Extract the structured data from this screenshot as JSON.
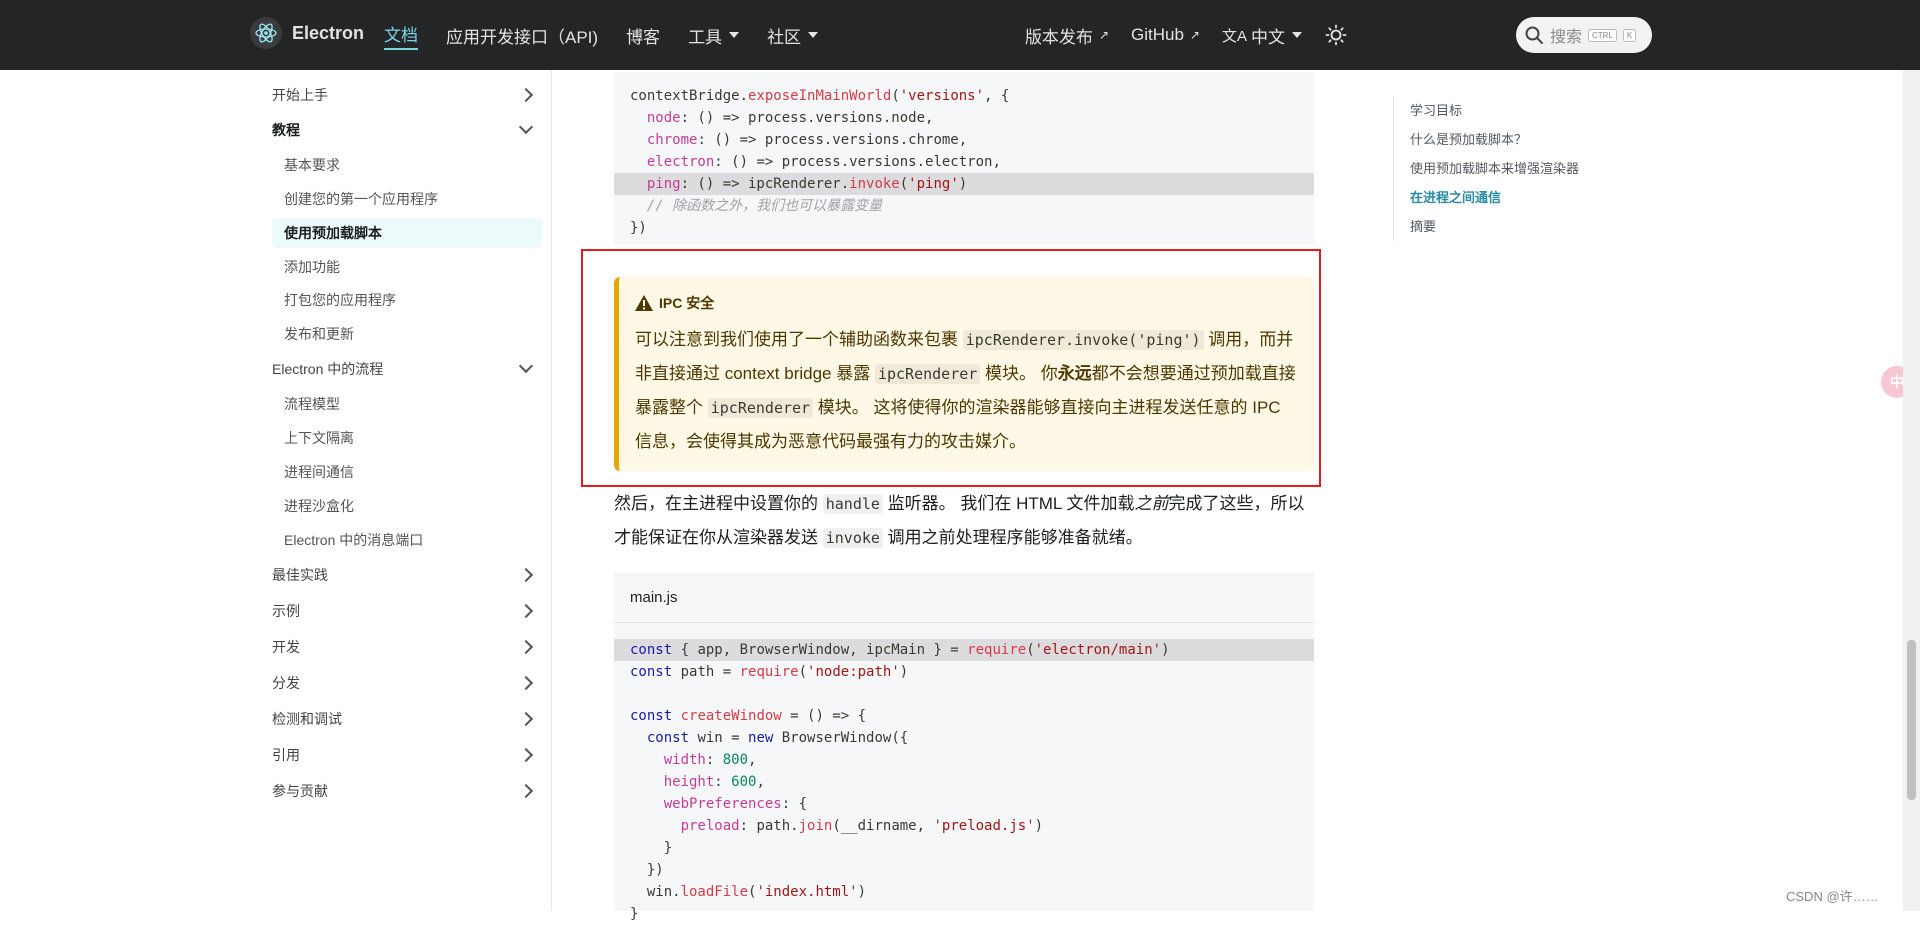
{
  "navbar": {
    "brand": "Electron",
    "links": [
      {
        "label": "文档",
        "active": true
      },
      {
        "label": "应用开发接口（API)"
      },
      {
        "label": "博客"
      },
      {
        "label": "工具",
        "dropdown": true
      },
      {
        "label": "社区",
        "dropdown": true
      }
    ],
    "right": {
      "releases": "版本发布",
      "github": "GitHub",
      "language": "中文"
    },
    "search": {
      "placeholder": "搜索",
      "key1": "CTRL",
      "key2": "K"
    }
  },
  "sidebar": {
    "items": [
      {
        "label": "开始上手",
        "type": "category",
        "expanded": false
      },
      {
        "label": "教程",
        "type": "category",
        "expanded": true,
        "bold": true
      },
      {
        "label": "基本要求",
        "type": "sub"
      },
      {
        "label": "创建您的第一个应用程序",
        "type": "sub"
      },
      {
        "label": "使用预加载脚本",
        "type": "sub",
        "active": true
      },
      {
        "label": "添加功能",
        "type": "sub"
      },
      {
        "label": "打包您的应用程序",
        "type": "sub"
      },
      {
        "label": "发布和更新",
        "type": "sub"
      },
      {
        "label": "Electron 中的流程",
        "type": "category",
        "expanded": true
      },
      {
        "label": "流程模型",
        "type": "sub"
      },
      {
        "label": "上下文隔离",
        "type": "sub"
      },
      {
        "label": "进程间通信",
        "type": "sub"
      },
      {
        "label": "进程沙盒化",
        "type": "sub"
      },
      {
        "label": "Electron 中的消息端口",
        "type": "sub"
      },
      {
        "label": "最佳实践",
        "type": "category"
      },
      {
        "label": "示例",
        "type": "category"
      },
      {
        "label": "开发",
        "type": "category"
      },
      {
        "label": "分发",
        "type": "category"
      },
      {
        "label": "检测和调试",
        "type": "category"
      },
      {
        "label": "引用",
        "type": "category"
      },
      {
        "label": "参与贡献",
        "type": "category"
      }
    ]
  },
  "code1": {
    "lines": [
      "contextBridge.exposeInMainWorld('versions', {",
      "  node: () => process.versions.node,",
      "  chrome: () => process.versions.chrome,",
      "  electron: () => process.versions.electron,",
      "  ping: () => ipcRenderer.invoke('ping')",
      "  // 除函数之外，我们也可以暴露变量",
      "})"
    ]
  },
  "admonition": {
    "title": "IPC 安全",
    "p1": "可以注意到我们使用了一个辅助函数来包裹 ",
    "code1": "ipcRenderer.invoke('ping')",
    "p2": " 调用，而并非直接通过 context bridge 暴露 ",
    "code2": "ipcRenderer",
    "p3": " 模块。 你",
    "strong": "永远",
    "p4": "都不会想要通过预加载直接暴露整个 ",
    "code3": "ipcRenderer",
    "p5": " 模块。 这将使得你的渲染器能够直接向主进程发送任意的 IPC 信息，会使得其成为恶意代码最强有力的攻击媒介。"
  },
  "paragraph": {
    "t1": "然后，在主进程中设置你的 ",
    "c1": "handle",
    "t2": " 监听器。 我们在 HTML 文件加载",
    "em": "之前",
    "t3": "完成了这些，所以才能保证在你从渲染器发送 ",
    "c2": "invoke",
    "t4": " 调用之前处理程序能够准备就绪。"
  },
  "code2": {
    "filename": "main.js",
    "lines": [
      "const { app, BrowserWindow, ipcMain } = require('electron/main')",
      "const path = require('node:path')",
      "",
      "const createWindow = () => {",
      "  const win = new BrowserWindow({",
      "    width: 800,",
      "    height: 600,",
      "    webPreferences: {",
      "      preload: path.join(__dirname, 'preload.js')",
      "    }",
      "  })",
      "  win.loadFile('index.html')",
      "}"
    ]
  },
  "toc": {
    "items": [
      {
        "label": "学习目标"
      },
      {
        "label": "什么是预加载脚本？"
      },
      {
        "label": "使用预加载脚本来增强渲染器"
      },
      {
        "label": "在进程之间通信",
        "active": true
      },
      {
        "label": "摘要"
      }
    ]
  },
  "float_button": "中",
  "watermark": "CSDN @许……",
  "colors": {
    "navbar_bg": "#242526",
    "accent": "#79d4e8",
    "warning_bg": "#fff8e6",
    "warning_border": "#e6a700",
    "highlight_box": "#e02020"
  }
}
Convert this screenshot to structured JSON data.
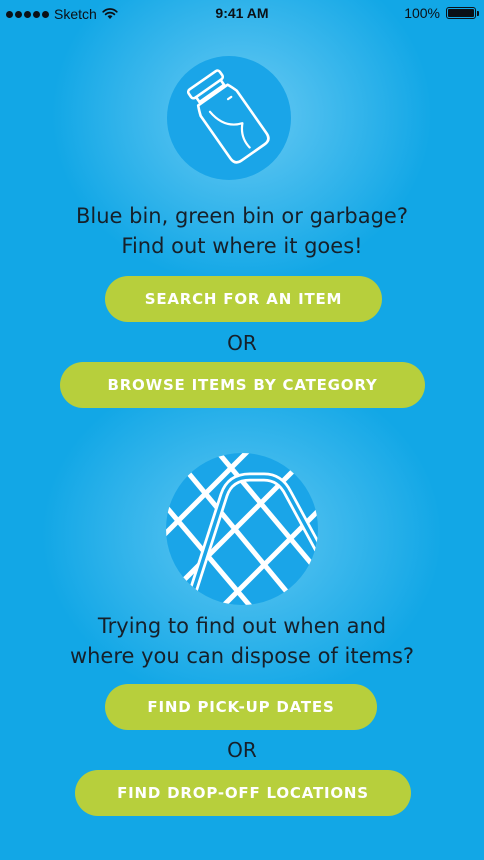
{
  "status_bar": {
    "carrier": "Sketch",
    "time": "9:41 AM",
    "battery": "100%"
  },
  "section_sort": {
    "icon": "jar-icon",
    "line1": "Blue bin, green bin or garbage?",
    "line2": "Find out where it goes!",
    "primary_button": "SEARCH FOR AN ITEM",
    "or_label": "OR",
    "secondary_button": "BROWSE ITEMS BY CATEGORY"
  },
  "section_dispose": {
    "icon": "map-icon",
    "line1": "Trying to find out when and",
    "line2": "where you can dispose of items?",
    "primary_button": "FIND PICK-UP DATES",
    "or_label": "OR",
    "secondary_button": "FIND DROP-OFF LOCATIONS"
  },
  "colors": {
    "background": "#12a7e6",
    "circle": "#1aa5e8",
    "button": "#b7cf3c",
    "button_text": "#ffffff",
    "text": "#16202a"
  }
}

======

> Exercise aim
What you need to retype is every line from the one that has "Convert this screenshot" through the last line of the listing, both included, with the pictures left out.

> Finished exercise
Convert this screenshot to structured JSON data.
{
  "status_bar": {
    "carrier": "Sketch",
    "time": "9:41 AM",
    "battery": "100%"
  },
  "section_sort": {
    "icon": "jar-icon",
    "line1": "Blue bin, green bin or garbage?",
    "line2": "Find out where it goes!",
    "primary_button": "SEARCH FOR AN ITEM",
    "or_label": "OR",
    "secondary_button": "BROWSE ITEMS BY CATEGORY"
  },
  "section_dispose": {
    "icon": "map-icon",
    "line1": "Trying to find out when and",
    "line2": "where you can dispose of items?",
    "primary_button": "FIND PICK-UP DATES",
    "or_label": "OR",
    "secondary_button": "FIND DROP-OFF LOCATIONS"
  },
  "colors": {
    "background": "#12a7e6",
    "circle": "#1aa5e8",
    "button": "#b7cf3c",
    "button_text": "#ffffff",
    "text": "#16202a"
  }
}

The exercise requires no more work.